* _Exercise goal_
In the records below, how many lines hold the string "digital"? Give only the number.

(Records from a dataset)
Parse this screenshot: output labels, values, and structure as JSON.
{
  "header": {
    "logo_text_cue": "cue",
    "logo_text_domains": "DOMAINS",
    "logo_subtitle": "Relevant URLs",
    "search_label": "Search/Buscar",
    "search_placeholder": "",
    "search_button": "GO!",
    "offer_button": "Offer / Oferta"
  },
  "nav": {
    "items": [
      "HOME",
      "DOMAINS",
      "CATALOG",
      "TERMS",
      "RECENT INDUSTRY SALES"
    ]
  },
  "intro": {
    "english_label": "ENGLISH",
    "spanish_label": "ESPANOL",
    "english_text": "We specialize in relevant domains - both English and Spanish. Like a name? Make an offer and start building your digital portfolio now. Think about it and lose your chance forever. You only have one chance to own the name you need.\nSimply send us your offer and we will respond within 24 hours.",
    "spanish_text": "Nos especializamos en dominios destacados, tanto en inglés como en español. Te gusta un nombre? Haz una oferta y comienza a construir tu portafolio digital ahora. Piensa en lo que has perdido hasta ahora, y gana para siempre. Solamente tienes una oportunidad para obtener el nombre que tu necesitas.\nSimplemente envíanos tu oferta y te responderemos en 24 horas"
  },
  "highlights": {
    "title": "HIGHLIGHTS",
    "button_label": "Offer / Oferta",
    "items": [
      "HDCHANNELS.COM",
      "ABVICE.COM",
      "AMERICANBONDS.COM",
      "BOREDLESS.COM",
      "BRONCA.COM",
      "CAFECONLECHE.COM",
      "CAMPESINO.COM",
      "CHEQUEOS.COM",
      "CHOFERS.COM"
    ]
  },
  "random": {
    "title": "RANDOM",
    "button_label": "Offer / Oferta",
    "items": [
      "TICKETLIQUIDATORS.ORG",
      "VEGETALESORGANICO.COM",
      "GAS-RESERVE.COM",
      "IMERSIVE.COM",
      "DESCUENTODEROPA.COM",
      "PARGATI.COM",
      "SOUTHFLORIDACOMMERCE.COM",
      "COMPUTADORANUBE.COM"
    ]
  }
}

* _Written response_
2